ABOUT THIS TASK> Where a line contains the word "Dublin", copy that line from the records below.

SUPPLIED RECORDS>
*****

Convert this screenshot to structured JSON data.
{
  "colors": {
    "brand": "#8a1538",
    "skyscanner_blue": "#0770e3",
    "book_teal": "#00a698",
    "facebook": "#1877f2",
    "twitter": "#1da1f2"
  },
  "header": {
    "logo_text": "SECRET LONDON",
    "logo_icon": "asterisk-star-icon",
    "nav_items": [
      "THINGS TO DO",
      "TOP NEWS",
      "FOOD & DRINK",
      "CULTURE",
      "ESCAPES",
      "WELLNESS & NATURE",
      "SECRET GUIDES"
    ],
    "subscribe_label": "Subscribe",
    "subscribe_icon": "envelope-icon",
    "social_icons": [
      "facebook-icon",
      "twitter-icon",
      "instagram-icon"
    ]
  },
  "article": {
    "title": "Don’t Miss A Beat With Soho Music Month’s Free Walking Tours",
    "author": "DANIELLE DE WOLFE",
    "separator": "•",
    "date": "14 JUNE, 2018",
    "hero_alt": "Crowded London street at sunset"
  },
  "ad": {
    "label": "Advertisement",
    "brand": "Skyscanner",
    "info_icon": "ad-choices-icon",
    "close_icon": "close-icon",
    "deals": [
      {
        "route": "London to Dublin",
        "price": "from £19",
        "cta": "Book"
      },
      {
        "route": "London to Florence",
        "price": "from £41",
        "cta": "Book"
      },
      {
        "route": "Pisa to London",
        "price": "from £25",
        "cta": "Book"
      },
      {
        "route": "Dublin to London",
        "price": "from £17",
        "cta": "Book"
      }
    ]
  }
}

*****

WRITTEN ANSWER>
        "route": "London to Dublin",
        "route": "Dublin to London",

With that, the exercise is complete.